Earlier in my life, I spent about 10 years as an actor.  One of my teachers was a man named Paul Austen.  One day in class he recounted a story about doing a Eugene O’Neill play with the actor Rip Torn.  Rehearsals were going well, but, with two weeks of rehearsal remaining, Paul felt he had fully realized his character and was ready to open.  He was in a quandary about what to do with himself for the last two weeks of rehearsal, so he went to Rip Torn and asked his advice.  Paul recounts that Rip Torn thought for a moment, shrugged his shoulders and said “Fuck it up”.

So, even if it ain’t broke, it’s sometimes healthy to “fuck it up”.

Comments 2 Comments »

These are surprising times.  Certainly more so than my company Corporate Rain or I have experienced in 16 years.  The business atmosphere is confused and inchoate, ungrounded in the old verities and unmoored to any universal consensus.  It’s bloody scary, but also enlivening.

More than ever change is the one thing you can count on in this veil of tears.  As a salesman I have never felt more the urgency of being alert to both daily and systemic change.  Variations on “Black Swan” events are startling me daily.

For example, I read in The New York Times on October 26 that McDonald’s opened a restaurant in The Louvre. The Louvre!  The great center of French culture and art welcomes this icon of mass produced American gastronomic mundanity.   France, the last bastion of epicurean snobbery welcomes McDonald’s, the ultimate common denominator for fast food, into its iconic institution of French exceptionalism.  It is startling, and from my assumptions, impossible.

Or take, for example, a recent experience of my friend Ken Makovsky, CEO of Makovsky and Company PR located in New York.  Ken is an exceptionally savvy PR thought leader (check out his excellent blog at  Yet he was blind-sided recently when he told me of taking his son to see the revival of Hair on Broadway.  For Ken, Hair was a beloved iconic demarcation; a heuristic road sign that fundamentally changed his life perspective.  He loved the music.  He loved the time.  He excitedly anticipated sharing Hair with his son.  Imagine his stunned disappointment when his son was indifferent and bored by the show saying, “It has a couple of good songs, but how can you be so interested in such a group of dirty, lazy people?”

Life surprises.  Never have we been in such a fast-moving world.  Radical change occurs suddenly.  Assumptions can become invalid at the speed of light.  G.M. is bankrupt. Who’d have thunk it?  Hair becomes a dated period piece about dirty, lazy hippies.

As an entrepreneur (and particularly as a salesman), I find it is a constant struggle not to become too wedded to my assumptions, to stay open to the wonder of the anti-predictive.  An ambiance of constant and rapid change is so uncomfortable.  Yet shifting sands are the existential ground on which we operate.
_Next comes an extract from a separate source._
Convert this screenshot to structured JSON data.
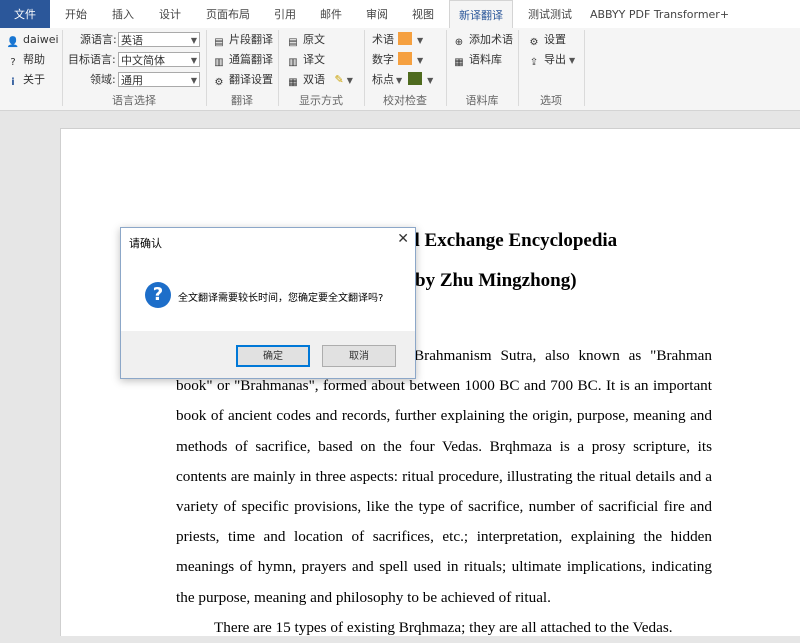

God, I hate change.  Yet my personal and corporate business survival increasingly depends on quick adaptability and nimbleness.

Comments 2 Comments »

Corporate Rain International on Facebook